By Marilyn Weber
How to Plan a Conference That Accommodates Deaf Attendees
Marilyn L. Weber, President/CEO of Deaf Interpreter Services Inc. (DIS) headquartered in San Antonio, Texas, is a certified sign language interpreter and has an adult daughter who is deaf. Marilyn has been working for more than 25 years promoting accessible communication and advocating for the rights of the deaf community. She has interpreted in thousands of professional situations, and conducts deaf awareness workshops, cultural diversity training and ADA Compliance Consulting. Marilyn has over 2,900 hours of related professional training. Marilyn has received several awards from various local and national organizations recognizing her work and dedication to the deaf community. www.deaf-interpreter.com

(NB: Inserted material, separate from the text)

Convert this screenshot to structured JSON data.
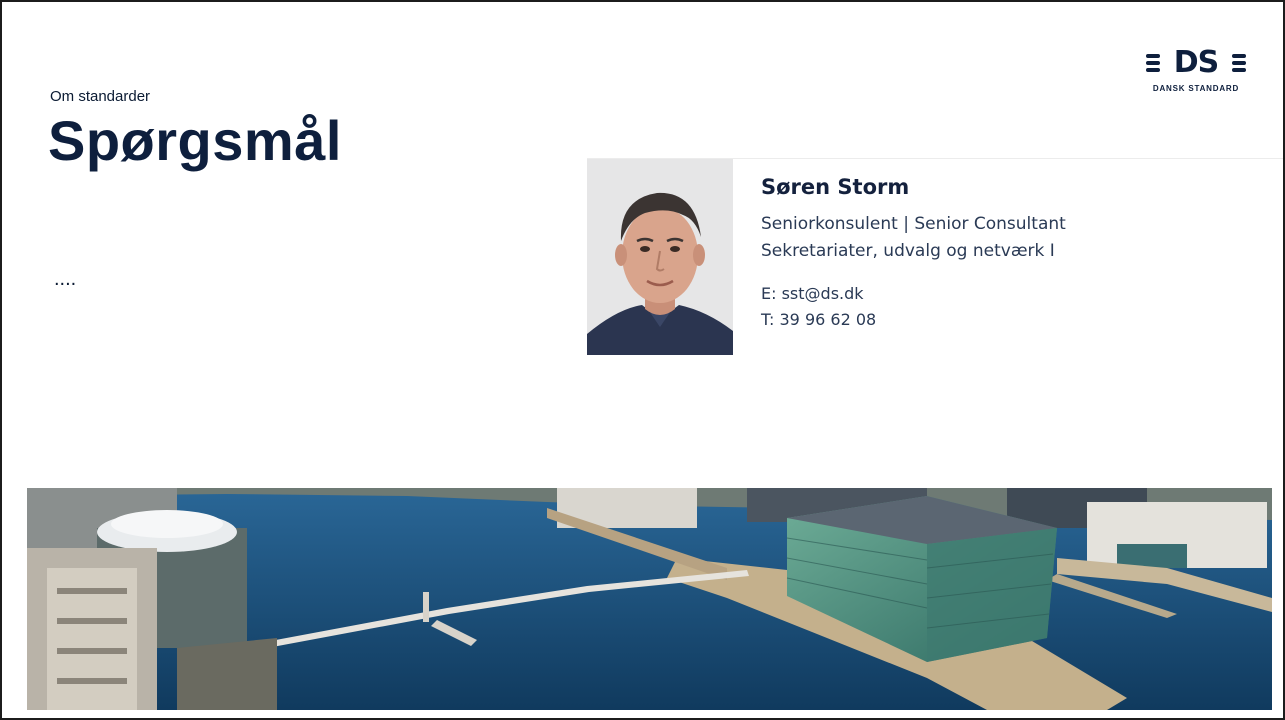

Conference planners have a million different tasks on their to-do lists. From working with multiple groups in different cities to finding the coolest new venues, planning around people’s specific food and beverage requests and helping handle transportation issues, it’s a seemingly never-ending list. One factor that doesn’t come up as much as some of the other basics — but is extremely important — is planning for conference attendees with disabilities. There are a few extra steps that planners can consider that assist with planning a conference where deaf and hard-of-hearing attendees feel welcome and are considered as fully participating members of the event.
One of the best places to start looking to find local interpreters is reaching out to the Chamber of Commerce in the conference host city. Planners should be able to get a pre-reviewed and certified list of interpreting companies to assist with deaf and hard-of-hearing attendees. The Chamber also should have contacts for a planner looking into services for blind attendees, handicapped guests or anyone else with special needs.
Insurance Is Key
One of the most important criteria when considering hiring a company to provide sign language and oral interpreting is to ensure that they have all of the necessary insurance. Ideally a company should have the complete general liability package. Included in this package are all of the necessities from errors and omissions to liability. This coverage is a must have when dealing with a professional group of interpreters.
You’ll want to make sure that the interpreting company you are working with has a large enough team to cover any last-minute incidences, such as a medical issue with an interpreter. Working with a large interpreting staff means that the team can easily replace an interpreter and provide you with the adequate number needed for your event.
An onsite interpreter coordinator is required for any event with more than one deaf attendee. The onsite interpreter coordinator is similar to an air traffic controller at an airport. They handle coordinating the scheduling between the interpreting team and deaf and hard-of-hearing attendees. The coordinator is responsible for making sure that everyone is covered 100 percent at every event.
Another important thing to consider when deciding which team to work with is confirming that the company has worked at similar type of and size events. For instance, a company that primarily handles interpreting for students at education events won’t necessarily have the skill set to handle a full day at a conference with thousands of attendees and the experience of platform interpreting. Don’t forget to ask the company for references.
Don’t Ever Assume
For conference sessions that are more than an hour, a deaf or hard-of-hearing individual should have two interpreters available to work together and interpret in shifts. No matter how much advance planning and scheduling that people do, it’s almost guaranteed that attendees will want to alter their plan and decide to attend other sessions. It’s critical that planners don’t ever assume that several of their deaf and hard-of-hearing attendees will plan to attend the same sessions. Just like everyone else attending the conference, these attendees should have the option to go to whichever sections they choose, and to change their minds about the sessions without a moment’s notice.
Then, if you expect an international audience attending your conference, you want to make sure that the interpreting company is familiar with different languages. Spanish Sign Language is quite different from American Sign Language!
Deaf attendees are a culturally diverse group, and it’s important that the interpreters you work with are familiar with the community. Interpreting is far more than just knowing how to sign. An interpreting company should have a full understanding of the unique cultural group. While there are federal laws requiring accessible communication, many organizations go above and beyond to truly understand this unique group.
With all of the miscellaneous items to be accounted for and planned around at events, making sure that you accommodate all of the attendees should be at the very top of the list. Plus, conferences marketing that sign language interpreters are available upon request automatically have a new audience of attendees who might not have thought about it otherwise.
When conference planners consider the broad range of their attendees and choose to plan ahead to accommodate them accordingly, both the conference organizers and attendees with disabilities benefit, leaving the conference-goers with a positive and memorable experience. AC&F